Everything we design at Neptune is intended to work together. From our sofas to our paint colours, it all goes together effortlessly, without ever feeling forced. We have a beautiful collection of fabrics sold by the metre, from plain velvets to patterned linens and herringbone wools. Often these are used to upholster our seating, footstools and headboards, but we think they have a lot more potential than that. So, we decided it was time to launch our own curtain and blind service.
Emma, our creative director, began her career as a curtain maker. She’s been an interior designer for many years and has her own studio, Sims Hilditch. Together with our interior design manager, Simon Temprell, they have over 50 years of expertise in dressing windows, so they knew exactly what kind of curtains and blinds would work best with the rest of our collection. Here, Simon tells us more about them.
We opened by asking about the inspiration behind the curtains.
“We started out with two key principles in mind: simplicity and quality. The whole Neptune aesthetic is very pared-down, so we wanted the curtains and blinds to reflect that. We used the rule of three: three styles of curtain heading, and three neutral poles in Flint, Millstone and Bone. The option of contrasting borders and a choice between ball or stud finials completes the streamlined curtain collection. The idea is that you can mix patterns and plains with simple or decorative pleats to create a bespoke window dressing that suits your room.”
Simon explained why there was only one choice when it came to blind styles – Roman blinds.
“It was an easy choice because, for us, roller blinds just feel a bit too perfunctory and utilitarian – they’re the kind of blind you’d hide behind something else, and we wanted ours to stand alone.

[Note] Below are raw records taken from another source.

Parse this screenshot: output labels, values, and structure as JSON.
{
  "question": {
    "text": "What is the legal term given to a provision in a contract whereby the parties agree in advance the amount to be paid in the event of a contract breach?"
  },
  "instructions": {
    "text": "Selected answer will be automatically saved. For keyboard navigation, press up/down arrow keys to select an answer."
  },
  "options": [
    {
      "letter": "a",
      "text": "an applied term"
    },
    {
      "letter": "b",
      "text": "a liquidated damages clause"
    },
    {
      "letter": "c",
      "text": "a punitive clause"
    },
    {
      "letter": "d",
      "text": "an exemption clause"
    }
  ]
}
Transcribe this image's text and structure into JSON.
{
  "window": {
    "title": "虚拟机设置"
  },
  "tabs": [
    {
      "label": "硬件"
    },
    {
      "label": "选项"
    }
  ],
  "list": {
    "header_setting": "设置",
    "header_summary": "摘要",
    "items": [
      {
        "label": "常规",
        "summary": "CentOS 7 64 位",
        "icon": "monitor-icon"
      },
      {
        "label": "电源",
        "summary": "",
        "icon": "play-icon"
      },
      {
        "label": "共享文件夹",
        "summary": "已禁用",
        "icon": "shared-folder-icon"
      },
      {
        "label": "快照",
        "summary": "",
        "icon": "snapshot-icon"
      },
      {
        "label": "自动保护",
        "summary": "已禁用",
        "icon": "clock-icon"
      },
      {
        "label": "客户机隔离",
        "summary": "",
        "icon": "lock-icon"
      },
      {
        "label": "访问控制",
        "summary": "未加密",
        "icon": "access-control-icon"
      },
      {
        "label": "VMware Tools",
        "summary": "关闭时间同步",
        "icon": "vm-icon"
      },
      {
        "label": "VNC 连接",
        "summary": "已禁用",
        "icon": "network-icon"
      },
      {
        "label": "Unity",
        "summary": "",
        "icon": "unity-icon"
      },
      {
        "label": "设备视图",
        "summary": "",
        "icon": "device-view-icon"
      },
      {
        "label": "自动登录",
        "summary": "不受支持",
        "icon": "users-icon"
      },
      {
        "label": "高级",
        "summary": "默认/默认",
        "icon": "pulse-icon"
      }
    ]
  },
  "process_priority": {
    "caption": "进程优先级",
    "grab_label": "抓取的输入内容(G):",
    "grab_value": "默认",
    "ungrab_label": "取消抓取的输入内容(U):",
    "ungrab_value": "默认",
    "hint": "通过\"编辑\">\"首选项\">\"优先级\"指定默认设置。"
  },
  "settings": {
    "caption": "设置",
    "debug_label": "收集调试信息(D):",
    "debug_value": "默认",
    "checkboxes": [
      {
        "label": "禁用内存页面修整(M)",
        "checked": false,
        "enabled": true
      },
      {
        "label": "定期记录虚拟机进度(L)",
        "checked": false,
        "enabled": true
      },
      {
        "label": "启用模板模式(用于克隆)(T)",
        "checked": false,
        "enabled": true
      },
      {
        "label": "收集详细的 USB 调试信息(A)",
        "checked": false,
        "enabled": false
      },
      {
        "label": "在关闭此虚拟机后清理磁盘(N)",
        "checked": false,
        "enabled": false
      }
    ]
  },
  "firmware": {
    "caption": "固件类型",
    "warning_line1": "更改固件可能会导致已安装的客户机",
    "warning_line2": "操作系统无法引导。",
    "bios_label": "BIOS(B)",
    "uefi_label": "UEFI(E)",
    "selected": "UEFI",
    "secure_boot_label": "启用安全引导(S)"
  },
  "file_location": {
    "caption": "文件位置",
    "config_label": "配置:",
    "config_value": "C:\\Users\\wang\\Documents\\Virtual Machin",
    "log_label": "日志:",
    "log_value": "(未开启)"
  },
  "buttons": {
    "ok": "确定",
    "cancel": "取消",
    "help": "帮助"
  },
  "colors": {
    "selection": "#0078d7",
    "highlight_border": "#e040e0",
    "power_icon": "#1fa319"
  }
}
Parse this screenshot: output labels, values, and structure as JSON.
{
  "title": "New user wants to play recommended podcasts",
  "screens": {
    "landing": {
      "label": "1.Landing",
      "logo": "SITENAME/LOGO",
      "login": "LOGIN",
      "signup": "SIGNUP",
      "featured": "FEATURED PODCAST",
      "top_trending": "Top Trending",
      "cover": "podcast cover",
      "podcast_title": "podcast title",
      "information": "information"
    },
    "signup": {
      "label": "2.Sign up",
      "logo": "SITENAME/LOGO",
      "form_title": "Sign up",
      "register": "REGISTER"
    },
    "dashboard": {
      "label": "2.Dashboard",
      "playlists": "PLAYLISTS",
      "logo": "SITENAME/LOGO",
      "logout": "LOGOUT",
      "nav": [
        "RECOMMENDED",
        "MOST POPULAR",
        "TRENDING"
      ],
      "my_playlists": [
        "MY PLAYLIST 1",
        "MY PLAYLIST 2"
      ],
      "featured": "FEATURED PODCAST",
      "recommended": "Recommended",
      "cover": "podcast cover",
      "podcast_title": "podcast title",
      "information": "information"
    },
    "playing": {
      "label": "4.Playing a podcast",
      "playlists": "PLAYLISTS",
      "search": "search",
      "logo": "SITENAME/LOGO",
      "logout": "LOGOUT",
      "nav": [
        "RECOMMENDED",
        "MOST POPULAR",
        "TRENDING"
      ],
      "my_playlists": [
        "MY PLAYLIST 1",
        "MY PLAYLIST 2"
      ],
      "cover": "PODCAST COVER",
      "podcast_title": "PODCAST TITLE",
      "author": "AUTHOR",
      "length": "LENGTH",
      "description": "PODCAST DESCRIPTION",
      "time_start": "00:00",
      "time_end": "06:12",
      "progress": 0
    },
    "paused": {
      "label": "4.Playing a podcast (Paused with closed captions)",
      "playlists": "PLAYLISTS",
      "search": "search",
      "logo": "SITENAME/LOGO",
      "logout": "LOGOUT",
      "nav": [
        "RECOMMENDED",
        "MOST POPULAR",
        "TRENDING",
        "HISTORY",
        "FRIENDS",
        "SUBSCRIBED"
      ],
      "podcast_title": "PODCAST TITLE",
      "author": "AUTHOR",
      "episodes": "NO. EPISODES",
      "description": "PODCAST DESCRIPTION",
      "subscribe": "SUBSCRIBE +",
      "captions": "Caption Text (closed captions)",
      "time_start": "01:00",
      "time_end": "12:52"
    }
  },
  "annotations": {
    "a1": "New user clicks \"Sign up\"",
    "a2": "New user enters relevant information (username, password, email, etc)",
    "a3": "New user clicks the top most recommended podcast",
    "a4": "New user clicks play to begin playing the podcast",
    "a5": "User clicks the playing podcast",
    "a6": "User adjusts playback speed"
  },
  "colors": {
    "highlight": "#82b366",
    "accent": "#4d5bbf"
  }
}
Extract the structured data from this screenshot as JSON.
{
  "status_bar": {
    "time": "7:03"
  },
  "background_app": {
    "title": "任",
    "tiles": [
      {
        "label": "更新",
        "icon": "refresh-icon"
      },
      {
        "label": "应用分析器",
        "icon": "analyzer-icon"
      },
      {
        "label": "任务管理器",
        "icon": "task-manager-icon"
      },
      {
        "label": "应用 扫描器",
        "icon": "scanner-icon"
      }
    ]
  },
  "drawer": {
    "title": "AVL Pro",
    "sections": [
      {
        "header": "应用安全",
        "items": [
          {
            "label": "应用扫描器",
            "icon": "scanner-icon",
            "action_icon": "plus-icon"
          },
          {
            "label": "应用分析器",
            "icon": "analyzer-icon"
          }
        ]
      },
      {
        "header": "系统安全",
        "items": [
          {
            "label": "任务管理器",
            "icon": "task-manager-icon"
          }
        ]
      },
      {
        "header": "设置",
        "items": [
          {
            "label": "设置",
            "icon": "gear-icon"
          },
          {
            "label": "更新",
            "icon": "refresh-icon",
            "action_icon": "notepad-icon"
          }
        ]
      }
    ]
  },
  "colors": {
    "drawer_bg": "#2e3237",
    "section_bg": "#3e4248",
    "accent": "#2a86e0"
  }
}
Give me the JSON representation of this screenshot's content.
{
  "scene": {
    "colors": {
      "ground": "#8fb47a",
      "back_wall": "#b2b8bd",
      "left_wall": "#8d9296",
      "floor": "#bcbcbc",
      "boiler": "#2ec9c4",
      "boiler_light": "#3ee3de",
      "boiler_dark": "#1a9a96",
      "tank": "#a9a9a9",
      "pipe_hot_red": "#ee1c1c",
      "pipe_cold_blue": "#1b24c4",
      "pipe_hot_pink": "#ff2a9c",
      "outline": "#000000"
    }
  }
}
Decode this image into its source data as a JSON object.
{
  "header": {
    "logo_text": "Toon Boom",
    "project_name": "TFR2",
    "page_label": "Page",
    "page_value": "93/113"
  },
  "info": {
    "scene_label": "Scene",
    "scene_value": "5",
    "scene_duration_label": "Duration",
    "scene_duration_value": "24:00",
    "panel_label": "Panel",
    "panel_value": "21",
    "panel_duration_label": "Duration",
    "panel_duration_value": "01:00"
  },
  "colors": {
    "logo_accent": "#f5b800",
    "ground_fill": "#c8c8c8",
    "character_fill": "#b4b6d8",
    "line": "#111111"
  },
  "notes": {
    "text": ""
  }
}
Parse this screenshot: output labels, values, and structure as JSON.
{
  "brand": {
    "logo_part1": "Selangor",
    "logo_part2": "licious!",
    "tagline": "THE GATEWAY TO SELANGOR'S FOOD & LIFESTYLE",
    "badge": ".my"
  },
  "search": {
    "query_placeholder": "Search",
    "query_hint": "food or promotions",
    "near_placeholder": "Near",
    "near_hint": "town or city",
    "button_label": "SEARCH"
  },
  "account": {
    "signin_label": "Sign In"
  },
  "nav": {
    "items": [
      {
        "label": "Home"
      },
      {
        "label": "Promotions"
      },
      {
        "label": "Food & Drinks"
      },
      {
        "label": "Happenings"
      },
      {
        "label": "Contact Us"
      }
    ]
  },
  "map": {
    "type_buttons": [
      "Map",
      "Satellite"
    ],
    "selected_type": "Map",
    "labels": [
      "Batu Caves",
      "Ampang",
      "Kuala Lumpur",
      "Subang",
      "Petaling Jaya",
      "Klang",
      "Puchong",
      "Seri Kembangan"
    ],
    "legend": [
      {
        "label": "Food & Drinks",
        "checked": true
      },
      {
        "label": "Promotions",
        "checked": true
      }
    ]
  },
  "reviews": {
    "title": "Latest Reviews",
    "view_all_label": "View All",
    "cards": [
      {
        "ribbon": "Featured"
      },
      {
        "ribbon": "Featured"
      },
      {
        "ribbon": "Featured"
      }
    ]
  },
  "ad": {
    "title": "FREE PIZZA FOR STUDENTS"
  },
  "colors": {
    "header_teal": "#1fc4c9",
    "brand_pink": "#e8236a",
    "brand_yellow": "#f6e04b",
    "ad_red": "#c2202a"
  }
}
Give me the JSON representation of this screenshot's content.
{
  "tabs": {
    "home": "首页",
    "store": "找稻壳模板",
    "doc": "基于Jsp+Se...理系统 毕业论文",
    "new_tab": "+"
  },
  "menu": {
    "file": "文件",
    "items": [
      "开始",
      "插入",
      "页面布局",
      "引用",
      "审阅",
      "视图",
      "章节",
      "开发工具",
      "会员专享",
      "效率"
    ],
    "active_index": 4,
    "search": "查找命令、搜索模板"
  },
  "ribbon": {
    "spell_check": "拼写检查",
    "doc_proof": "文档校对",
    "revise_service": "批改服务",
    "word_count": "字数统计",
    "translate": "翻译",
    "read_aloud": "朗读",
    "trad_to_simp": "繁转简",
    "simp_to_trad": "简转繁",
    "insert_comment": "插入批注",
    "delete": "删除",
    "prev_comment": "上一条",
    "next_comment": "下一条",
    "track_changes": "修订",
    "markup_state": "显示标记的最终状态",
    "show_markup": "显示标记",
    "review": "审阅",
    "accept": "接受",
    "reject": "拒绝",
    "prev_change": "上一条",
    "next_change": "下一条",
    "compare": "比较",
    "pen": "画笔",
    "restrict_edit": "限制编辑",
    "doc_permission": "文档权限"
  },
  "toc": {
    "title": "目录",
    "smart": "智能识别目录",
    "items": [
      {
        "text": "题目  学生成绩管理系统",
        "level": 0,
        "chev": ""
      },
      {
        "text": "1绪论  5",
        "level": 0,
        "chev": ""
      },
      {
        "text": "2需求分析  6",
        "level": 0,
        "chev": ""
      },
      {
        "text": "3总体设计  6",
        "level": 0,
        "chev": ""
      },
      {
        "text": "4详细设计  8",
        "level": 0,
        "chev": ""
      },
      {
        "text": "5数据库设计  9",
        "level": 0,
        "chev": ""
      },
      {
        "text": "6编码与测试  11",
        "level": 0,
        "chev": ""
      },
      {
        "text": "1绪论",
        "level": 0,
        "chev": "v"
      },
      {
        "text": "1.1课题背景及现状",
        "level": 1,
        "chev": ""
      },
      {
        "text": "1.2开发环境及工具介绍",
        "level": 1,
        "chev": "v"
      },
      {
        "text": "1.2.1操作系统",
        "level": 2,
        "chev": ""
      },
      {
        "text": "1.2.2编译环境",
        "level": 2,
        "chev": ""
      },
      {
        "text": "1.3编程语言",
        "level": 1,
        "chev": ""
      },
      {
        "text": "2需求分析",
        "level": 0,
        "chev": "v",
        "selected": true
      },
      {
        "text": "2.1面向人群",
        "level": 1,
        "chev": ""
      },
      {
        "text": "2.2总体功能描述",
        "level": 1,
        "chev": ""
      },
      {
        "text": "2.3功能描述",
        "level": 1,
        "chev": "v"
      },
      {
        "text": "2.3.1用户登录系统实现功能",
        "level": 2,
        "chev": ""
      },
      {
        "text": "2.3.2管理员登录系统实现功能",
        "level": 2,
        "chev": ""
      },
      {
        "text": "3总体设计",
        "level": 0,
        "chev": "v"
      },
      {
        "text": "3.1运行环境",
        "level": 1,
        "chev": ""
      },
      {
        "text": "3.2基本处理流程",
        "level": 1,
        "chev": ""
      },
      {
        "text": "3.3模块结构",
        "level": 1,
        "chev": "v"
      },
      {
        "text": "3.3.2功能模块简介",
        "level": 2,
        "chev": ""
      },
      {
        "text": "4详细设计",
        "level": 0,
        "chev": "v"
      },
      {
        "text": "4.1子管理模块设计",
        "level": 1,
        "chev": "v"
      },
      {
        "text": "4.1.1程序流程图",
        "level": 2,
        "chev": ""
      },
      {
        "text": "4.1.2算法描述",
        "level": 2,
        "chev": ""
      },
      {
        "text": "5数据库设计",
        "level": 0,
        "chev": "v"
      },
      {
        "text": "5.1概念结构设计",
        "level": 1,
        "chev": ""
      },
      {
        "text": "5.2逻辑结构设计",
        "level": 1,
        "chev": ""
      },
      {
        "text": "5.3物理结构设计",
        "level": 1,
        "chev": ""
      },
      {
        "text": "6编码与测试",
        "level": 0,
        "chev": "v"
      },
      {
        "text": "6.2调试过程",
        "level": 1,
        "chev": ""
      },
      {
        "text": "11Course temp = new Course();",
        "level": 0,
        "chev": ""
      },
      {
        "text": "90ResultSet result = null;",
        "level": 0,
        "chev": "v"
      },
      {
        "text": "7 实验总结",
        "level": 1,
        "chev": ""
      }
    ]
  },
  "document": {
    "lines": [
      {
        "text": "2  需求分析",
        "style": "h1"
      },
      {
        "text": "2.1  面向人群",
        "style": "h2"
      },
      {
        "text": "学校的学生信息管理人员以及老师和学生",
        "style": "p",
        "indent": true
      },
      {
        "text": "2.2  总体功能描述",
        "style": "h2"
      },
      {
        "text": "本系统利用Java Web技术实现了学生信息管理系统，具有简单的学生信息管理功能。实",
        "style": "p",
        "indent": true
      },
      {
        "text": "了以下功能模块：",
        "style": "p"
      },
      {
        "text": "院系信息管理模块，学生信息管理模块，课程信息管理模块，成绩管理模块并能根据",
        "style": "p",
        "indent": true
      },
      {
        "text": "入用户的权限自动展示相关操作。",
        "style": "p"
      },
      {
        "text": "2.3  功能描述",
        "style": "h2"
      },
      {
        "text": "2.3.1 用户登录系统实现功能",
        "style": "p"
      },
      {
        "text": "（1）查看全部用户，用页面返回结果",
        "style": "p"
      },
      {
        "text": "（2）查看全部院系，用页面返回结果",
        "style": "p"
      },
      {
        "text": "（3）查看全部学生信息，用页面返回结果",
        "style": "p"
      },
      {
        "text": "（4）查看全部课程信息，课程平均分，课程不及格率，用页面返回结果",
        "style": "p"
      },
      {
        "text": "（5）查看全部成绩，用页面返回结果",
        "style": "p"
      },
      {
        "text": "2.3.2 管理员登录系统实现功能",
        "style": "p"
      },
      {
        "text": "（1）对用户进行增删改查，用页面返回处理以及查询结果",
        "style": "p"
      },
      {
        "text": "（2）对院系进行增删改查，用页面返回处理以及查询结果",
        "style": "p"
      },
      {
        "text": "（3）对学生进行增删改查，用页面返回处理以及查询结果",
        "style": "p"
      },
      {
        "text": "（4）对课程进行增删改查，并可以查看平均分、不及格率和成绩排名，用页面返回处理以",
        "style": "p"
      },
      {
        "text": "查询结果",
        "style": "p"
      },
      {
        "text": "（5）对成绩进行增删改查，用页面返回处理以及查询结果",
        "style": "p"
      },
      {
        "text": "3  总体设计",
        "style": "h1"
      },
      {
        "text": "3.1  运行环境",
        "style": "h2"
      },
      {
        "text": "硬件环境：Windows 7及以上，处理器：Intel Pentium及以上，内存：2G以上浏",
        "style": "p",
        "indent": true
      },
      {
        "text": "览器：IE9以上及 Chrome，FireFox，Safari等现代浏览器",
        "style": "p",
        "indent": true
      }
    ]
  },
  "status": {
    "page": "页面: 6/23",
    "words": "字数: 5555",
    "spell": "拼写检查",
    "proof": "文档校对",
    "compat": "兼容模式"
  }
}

Roman blinds feel very tailored; they look great even when they’re pulled up, and they give you the option to play with coloured and patterned borders, too. You can also layer them with curtains to get just the right combination of decoration, light, warmth and privacy.”
The next step was to find a maker that could bring the designs to life.
“Provenance is important at Neptune – we care deeply about the way things are made and where they come from, and we want them to tell a story. The challenge was to find a company that could make high-quality, made-to-measure curtains but also expand with us as the service is rolled out across our stores. The company we chose is one that Emma has worked with for many years. It’s a lovely, family-run firm in Gloucestershire that only makes curtains, blinds and a few soft furnishings. It sounds a bit New Age-y, but they make things with soul, and I think you appreciate that when you see the end result.
This company’s workshop is small, rural, and very hands-on. Every order is finished by hand before being carefully folded, labelled with the customer’s name on a brown paper tag, and stacked on shelves ready to be delivered. It’s the little details like this that make all the difference to us – along with the weighted hems, and the careful stitching. I love the fact that we know exactly which person has made every set of curtains and blinds.”
We also discussed fabric testing and how it has helped us perfect the weight, drape and quality of our curtains and blinds.
“While most of our fabrics are available as curtains and blinds, we knew that not all of them would work for every application, so we had hundreds of samples made up to discover exactly where the pitfalls lay. In the process, we discovered that our plain velvets are too heavy to make Roman blinds (though they’re suitable for borders) and that our mid-weight linen is a little too ‘crunchy’ to create curtains with the perfect drape (it’s really designed for strength on upholstery). We also found that grid patterns such as our Hector check are almost impossible to match on large Roman blinds, so we only recommend them for smaller windows where just one width is required.”
All of this means you may wait a little longer for your curtains and blinds – but it'll be worth it.
“The care that we, and our maker, put into our work means that we’re asking our customers to be a little more patient than normal. Our lead times are between four and six weeks. We could’ve created an express service, but that would involve cutting corners and making everything by machine; it’s just not how we like to do things. We also wanted to make sure that the people who make the curtains are the same ones who measure up your windows and do the fitting, because this way, there’s much less chance of something going wrong.”
Finally, Simon explained why we decided to offer this service in store rather than online.
“Seeing samples ‘in the flesh’ is an important first step in making your choice – fine details like the drape of a fabric and the magnetic covers that hide all workings and screws can only be appreciated this way. We also didn’t want people to have to make a lot of choices by themselves – when people come into the store, they can just focus on how they want their windows to look, and our staff have all the right tools to deliver that. In fact, all you’ll really need to do is take a couple of measurements – the width and drop of your windows – and we’ll do the rest.”